Dear friend, fellow-baker,
In this bread baking package, you will find a little jar with the rye sourdough starter from Dutch Fika. We have named it Rúne. Rúne lives on Danko rye, a heritage rye variety that originates in Poland, and filtered water. He does not have a sweet tooth, and therefore his diet does not contain honey or other types of sugars.
Rúne is Marguerite’s baby; now it’s mine. Who knew I liked four-year-old leftover dough? I am obsessed with the sticky complexity, yet simplicity of baking bread.
The beauty of sourdough is it does not require yeast as a leavening agent. In ancient times, yeast was obtained from the brewer; thus, yeast, and in turn bread-making, relied on the production of alcohol. During the COVID-19 pandemic, there has been a run on yeast, and it is in short supply in grocery stores as stress baking is on the rise.
The 21st-century farm-to-table movement has been fast-forwarded during the pandemic as short term scarcities have pushed people to analyze food supply chains. This shortage coupled with a desire to know where our food comes from accelerates a return to artisan baking. Sourdough is the ultimate apocalypse bread.
Sourdough bread requires only three ingredients — flour, water, salt. Yet, the possibilities are endless as far as the source and varietal of those three substances.

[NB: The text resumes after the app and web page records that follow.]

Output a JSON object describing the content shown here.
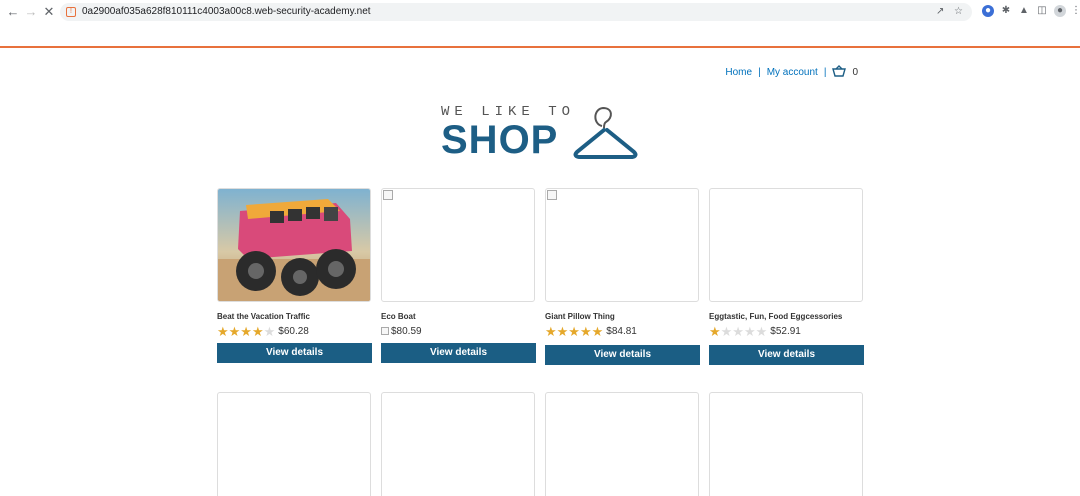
{
  "browser": {
    "url": "0a2900af035a628f810111c4003a00c8.web-security-academy.net",
    "back_icon": "arrow-left-icon",
    "forward_icon": "arrow-right-icon",
    "stop_icon": "close-icon"
  },
  "nav": {
    "home": "Home",
    "separator": "|",
    "account": "My account",
    "cart_count": "0"
  },
  "logo": {
    "top_text": "WE LIKE TO",
    "main_text": "SHOP",
    "brand_color": "#1d5e85"
  },
  "products": [
    {
      "name": "Beat the Vacation Traffic",
      "rating": 4,
      "price": "$60.28",
      "button": "View details",
      "image": "pink monster truck van"
    },
    {
      "name": "Eco Boat",
      "rating": null,
      "price": "$80.59",
      "button": "View details",
      "image": "broken"
    },
    {
      "name": "Giant Pillow Thing",
      "rating": 5,
      "price": "$84.81",
      "button": "View details",
      "image": "broken"
    },
    {
      "name": "Eggtastic, Fun, Food Eggcessories",
      "rating": 1,
      "price": "$52.91",
      "button": "View details",
      "image": "blank"
    }
  ],
  "colors": {
    "accent": "#e8713c",
    "link": "#0071bc",
    "button": "#1b5e84",
    "star": "#e5a82b"
  }
}
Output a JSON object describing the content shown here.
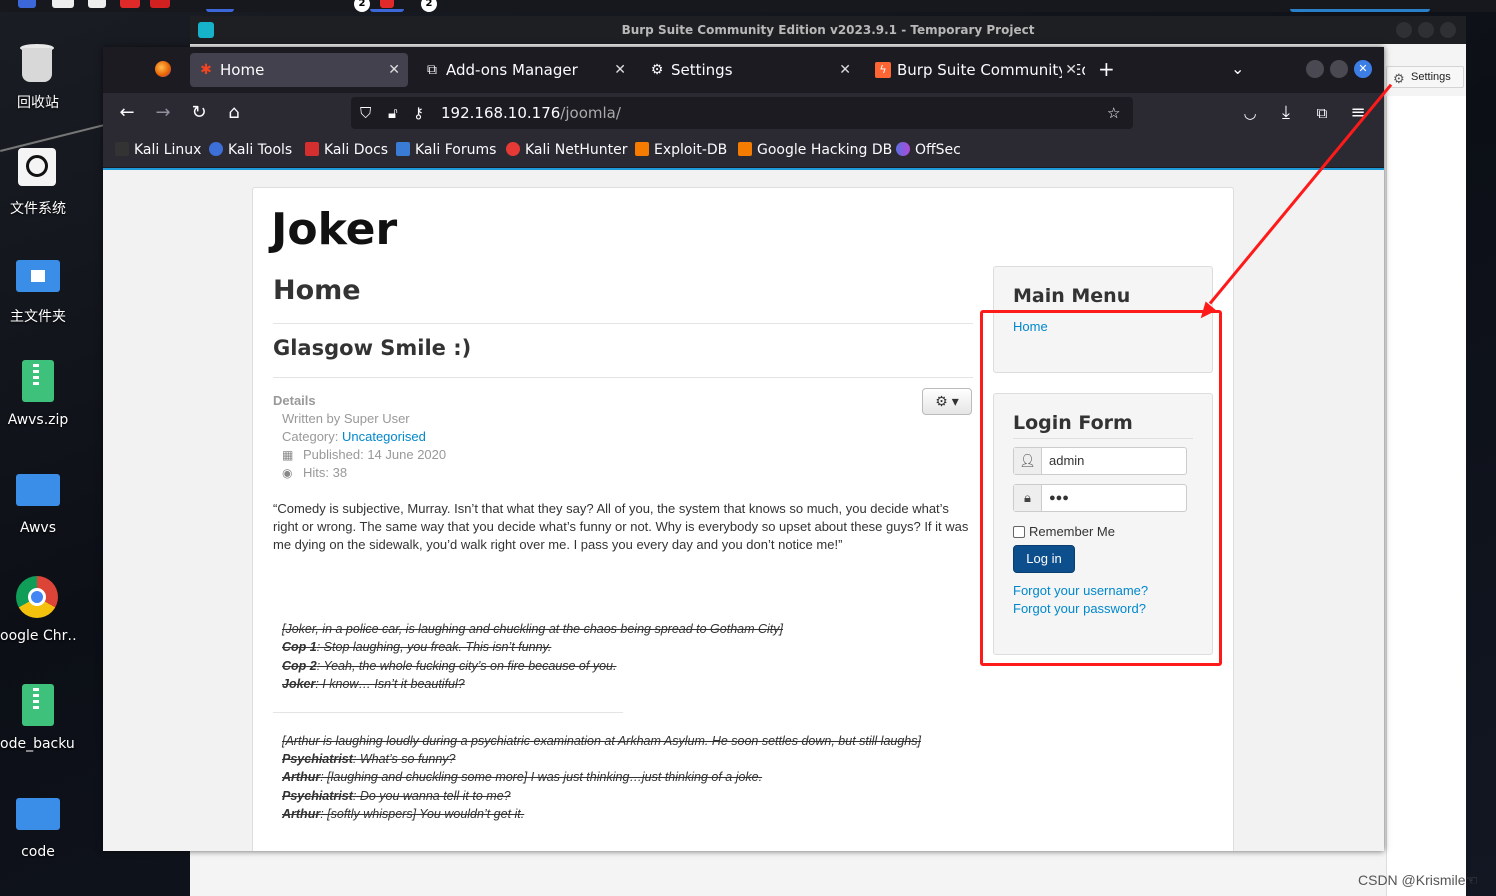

We still adopt today the European ideal of flour that dates back to Greco-Roman times: white, sifted, all-purpose wheat flour. The book Bread, a Global History, notes that ancient Greek physician, Galen, wrote that “white bread was favoured over bran breads. Loaf breads were favored over flatbreads. Wheat was favoured over all other grains. Medical reasons were articulated for the preferences, which were probably not coincidentally aligned with what was by then already long historic precedent — the rich preferred light, white, wheat breads to dense, dark, bran-filled ones.” “In pre-industrial milling systems 50 percent of the grain, or much more, might have been sifted away to achieve white flour. Food scarcity virtually dictated that the consumption of white bread was reserved for the elites.” Most food trends start in this way, think of quinoa as a grain once bequeathed to Michelin star chefs. It can now be found at Wal-Mart.
Access to white flour changed from upper-class food to everyday sustenance during the Industrial Revolution. Technological advances allowed for the milling of cheap, white flour, replete of the germ and bran from the wheat grain. In fact, given the lack of nutrition in white flour, millers enrich the flour with vitamins. The reason white flour is king is its shelf life and stability.
Today, the germ and bran go to enriching other foods as well as to feeding animals. This practice is a carryover from the Medieval times when “horse-breads were flatbreads made with bran stuck together with rye flour, also sometimes containing chaff, straw, and the waste from the bakery floor. These breads were fed to horses to enable them to do strenuous work like pulling carts or trotting long distances.” Needless to say, because of their cheap cost, “it was sometimes eaten by the poor as it was one-third of the price of the cheapest wholegrain loaf.” It is ironic, that in these times, livestock and the impoverished were reaping the nutritional benefits of whole-grain loaves.
The current bread du jour is not crustless white bread slathered with PBJ, but whole grain artisan loaves composed from heritage grains.
It takes large cultural events to change society. Just as we saw the tech evolution change food in the early 1900s and limit biodiversity, this century we will see a return to examining many varietals of grains and nuts (and other foodstuffs like acorns…).
I suspect that post-pandemic and health-conscious consumers will demand a search to find better nutrition and less food waste to feed our growing world population.
Barton Springs Mill is a shining example of a company pioneering this movement. They are selling heirloom grains, working with Texas farmers to grow them, and milling them for bakers. I have tried their Turkish Red, Ruby Lee, and Rouge de Bordeaux wheat varieties paired with Danko Rye, and I look forward to more experimentations.
There are a few other grain providers dispersed around the US, most notable are the Tehachapi Grain Project, Anson Mills, and Community Grains. Washington State University Bread Lab is also on the leading edge of wheat breeding.
Give us our daily bread,